EXERCISE BRIEF: Return the records below exactly, leaving nothing out.
■ ■ ■ ■
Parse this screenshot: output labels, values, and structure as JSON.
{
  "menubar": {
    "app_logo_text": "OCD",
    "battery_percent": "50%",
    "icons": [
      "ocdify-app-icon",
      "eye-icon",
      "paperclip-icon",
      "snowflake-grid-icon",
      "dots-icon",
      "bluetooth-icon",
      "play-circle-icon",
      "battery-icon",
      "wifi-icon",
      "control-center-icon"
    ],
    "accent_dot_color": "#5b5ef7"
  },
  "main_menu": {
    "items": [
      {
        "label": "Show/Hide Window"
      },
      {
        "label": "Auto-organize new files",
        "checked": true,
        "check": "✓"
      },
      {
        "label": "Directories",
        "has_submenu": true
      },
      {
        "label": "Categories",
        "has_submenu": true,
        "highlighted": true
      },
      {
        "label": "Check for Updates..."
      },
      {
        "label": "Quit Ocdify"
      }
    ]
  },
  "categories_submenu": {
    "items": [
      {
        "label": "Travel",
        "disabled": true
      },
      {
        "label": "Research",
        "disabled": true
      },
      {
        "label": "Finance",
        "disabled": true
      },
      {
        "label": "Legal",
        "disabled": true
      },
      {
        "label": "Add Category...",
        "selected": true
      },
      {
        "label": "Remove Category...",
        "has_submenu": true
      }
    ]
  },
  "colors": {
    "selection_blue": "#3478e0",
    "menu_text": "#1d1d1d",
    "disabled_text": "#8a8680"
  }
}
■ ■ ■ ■
RESPONSE AREA:
Parse this screenshot: output labels, values, and structure as JSON.
{
  "menubar": {
    "app_logo_text": "OCD",
    "battery_percent": "50%",
    "icons": [
      "ocdify-app-icon",
      "eye-icon",
      "paperclip-icon",
      "snowflake-grid-icon",
      "dots-icon",
      "bluetooth-icon",
      "play-circle-icon",
      "battery-icon",
      "wifi-icon",
      "control-center-icon"
    ],
    "accent_dot_color": "#5b5ef7"
  },
  "main_menu": {
    "items": [
      {
        "label": "Show/Hide Window"
      },
      {
        "label": "Auto-organize new files",
        "checked": true,
        "check": "✓"
      },
      {
        "label": "Directories",
        "has_submenu": true
      },
      {
        "label": "Categories",
        "has_submenu": true,
        "highlighted": true
      },
      {
        "label": "Check for Updates..."
      },
      {
        "label": "Quit Ocdify"
      }
    ]
  },
  "categories_submenu": {
    "items": [
      {
        "label": "Travel",
        "disabled": true
      },
      {
        "label": "Research",
        "disabled": true
      },
      {
        "label": "Finance",
        "disabled": true
      },
      {
        "label": "Legal",
        "disabled": true
      },
      {
        "label": "Add Category...",
        "selected": true
      },
      {
        "label": "Remove Category...",
        "has_submenu": true
      }
    ]
  },
  "colors": {
    "selection_blue": "#3478e0",
    "menu_text": "#1d1d1d",
    "disabled_text": "#8a8680"
  }
}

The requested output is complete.